Dharmendra Jore: Just like Uttar Pradesh, Yogi can do it for Maharashtra as well
The Opposition has disrupted two weeks of proceedings in the state legislature over their demand for a loan waiver, citing the assurance to UP farmers
Barely a couple of hours before Yogi Adityanath assured Uttar Pradesh 'Sabka Saath Sabka Vikas', Maharashtra Finance Minister Sudhir Mungantiwar attempted to convince the people as to how the BJP government here was living up to a slogan that Prime Minister Narendra Modi has popularised since early days of his Lok Sabha poll campaign in 2014. Dragging Yogi into this column is not inadvertent but intentional, because a poll promise that the farmers would be given a total loan waiver if the BJP was voted to power, has reflected a lot in the Maharashtra legislature's ongoing budget session.
Fueling the fire
The Opposition disrupted two weeks of proceedings over a demand for a loan waiver, citing the assurance to UP farmers. The Shiv Sena fueled the fire by joining hands with the Opposition, so much so, that rumours were doing rounds that the Uddhav Thackeray-led party was making a serious effort to topple the Devendra Fadnavis government in association with the Congress and the NCP. But all fizzled out as the Sena backed out, and stayed with the BJP while the budget was presented on Saturday. The Sena said it was happy with the Centre's assurance of assisting Maharashtra in offering the distressed farmers a relief in coming days.
The Sena didn't oppose when the Fadnavis-approved budget was presented in the legislature by Mungantiwar and ironically by one of its ministers Deepak Kesarkar, MoS, in the Upper House. The budget did not talk of any loan waiver but invested hundreds of crores in the schemes that are planned to make farming sustainable in the long run. It increased taxes on liquor and lottery and left all other items untouched.
Pepping the numbers
So, going back to UP yet again, can we say that the Modi government is preparing itself for doling out a big sop to farmers in the recently-acquired entity and other states where it wants to increase its numbers in 2019? Some BJP-ruled states will go to polls this year and next before the Lok Sabha election in 2019. Maharashtra is very politically significant because it is the second largest state after UP in terms of Lok Sabha and Assembly seats.
The BJP has its first CM here leading a post-poll coalition with ever-cribbing Shiv Sena that needs to be pruned further.
The issue of loan waiver has certainly been a serious one though Fadnavis has refused to buckle under pressure to announce any hasty decision in this regard. The CM said a big 'no' to the conventional methods that allegedly benefit banks but keep the farmers high and dry.
Taking on a persistent Opposition, which had no other serious issue to raise in the session after a defeat in the civic polls, Fadnavis took a calculated risk by asking them if loan waiver would guarantee no deaths because some 16,000 suicides were recorded even after a previous loan waiver.
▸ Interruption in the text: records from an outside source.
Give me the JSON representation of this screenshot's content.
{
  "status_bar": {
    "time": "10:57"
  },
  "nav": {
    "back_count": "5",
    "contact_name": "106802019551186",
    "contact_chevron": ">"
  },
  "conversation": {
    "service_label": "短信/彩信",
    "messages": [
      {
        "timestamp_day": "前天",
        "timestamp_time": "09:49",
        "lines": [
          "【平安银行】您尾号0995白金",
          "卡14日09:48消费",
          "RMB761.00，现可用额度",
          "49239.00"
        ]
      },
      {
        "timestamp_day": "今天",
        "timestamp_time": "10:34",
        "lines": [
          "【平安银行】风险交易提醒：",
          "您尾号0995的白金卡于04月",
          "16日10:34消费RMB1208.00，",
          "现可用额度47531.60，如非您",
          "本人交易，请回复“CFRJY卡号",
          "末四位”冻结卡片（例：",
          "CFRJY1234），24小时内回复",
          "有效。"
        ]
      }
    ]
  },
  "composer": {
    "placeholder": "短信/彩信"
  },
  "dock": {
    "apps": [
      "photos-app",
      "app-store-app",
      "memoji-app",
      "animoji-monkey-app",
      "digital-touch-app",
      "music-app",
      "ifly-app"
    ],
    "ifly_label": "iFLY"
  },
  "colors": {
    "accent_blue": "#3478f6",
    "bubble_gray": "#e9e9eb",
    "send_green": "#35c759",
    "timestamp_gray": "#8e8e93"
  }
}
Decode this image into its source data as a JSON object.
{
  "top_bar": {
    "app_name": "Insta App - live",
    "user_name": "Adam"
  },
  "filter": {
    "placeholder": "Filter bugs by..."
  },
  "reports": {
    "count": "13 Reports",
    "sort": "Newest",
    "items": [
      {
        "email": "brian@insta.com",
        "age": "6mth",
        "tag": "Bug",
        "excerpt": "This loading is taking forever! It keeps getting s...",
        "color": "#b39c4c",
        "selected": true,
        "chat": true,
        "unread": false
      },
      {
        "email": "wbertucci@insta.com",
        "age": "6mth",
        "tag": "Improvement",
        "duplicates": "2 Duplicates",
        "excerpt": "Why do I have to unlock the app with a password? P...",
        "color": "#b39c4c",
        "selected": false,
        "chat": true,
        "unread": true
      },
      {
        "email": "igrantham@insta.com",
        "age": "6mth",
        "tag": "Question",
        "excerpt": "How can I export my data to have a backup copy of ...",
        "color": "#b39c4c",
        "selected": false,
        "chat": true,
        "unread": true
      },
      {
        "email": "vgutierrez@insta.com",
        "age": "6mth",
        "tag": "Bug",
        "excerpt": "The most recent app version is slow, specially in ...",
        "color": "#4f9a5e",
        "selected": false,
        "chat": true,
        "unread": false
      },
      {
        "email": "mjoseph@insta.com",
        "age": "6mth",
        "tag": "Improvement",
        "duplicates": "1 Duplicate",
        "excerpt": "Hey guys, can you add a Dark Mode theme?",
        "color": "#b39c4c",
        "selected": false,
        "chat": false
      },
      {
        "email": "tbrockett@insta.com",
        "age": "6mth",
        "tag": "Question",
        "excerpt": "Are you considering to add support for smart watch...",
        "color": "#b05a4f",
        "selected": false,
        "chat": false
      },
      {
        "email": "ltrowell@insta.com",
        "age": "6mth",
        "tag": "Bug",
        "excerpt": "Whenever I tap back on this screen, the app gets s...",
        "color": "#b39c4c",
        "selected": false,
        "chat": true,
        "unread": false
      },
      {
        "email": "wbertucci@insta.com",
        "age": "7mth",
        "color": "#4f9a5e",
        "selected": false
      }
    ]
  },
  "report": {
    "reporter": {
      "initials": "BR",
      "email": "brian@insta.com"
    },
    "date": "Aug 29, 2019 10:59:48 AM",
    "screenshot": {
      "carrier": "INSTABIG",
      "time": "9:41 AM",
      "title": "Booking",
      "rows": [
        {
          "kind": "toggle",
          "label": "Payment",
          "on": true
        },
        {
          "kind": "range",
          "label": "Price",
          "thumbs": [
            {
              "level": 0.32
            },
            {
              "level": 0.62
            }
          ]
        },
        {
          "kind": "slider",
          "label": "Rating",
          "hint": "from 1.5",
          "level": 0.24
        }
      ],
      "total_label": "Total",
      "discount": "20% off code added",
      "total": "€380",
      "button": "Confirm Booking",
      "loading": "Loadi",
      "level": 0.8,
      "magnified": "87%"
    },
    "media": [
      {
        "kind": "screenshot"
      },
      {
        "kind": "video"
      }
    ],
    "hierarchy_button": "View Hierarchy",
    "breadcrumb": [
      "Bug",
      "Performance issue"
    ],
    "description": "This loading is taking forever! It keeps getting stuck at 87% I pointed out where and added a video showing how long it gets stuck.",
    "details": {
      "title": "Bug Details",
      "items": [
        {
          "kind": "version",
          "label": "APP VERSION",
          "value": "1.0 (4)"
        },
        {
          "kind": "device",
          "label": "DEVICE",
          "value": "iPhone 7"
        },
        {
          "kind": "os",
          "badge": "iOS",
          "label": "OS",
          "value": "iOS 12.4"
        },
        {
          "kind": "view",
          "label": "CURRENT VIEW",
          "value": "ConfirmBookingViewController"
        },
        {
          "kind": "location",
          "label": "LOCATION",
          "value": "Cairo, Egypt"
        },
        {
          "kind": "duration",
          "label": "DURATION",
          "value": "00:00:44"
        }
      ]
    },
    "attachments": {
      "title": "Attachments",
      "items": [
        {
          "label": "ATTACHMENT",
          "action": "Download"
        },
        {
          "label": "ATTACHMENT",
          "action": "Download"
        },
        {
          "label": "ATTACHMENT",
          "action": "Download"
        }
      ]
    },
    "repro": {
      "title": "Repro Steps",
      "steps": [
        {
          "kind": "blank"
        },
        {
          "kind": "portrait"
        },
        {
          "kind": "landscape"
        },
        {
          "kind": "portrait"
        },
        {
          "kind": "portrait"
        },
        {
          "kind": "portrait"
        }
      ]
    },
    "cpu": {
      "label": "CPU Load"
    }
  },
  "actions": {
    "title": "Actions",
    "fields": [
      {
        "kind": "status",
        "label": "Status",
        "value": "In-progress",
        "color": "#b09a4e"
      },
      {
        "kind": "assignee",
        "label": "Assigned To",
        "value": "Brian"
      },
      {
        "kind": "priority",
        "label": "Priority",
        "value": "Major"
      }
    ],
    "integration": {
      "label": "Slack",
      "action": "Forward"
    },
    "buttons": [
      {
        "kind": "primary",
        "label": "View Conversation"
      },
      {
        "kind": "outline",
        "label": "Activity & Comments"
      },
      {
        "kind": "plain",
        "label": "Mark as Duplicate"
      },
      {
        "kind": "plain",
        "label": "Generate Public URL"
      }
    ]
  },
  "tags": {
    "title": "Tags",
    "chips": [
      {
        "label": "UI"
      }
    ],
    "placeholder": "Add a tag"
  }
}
The statement did create a controversy, but at the same time it spoke the mind of people, who do not approve of writing off loans, either of farmers or of wilful defaulters who have fled the country.
Fadnavis admitted to the weakening finances of the state, saying that releasing Rs 30,500 crore just for servicing farm loans, would take the state nowhere in terms of development.
The state's budget speaks for itself, as it shows no recovery on the financial side with mounting expenditure and a debt burden, which would be Rs 4.13 lakh crore by next fiscal. On a borrowing spree, the state cannot afford any largesse without a major share coming from the Union Government.
With next two years in mind ahead of the crucial 2019 vote - they say Maharashtra's Assembly election might be clubbed with the Lok Sabha - the BJP has little time to improve the state's finances. Traditionally, the election years see the governments spending more and more on things that don't guarantee returns. Healthy growth projections in the economic survey, if not worked on properly and hampered by unavoidable circumstances like natural calamity, are likely to go for a toss. The costs of salary and pension are increasing and there is still no guarantee that leakages in the financial system would stop immediately.
A concerned Fadnavis and distressed farmers in Maharashtra should now be looking up to Yogi Adityanath for seeking the PM's helping hand for fulfilling a poll promise. If UP gets it, can Maharashtra be left behind?
Dharmendra Jore is political editor, mid-day. He tweets @dharmendrajore. Send your feedback to firstname.lastname@example.org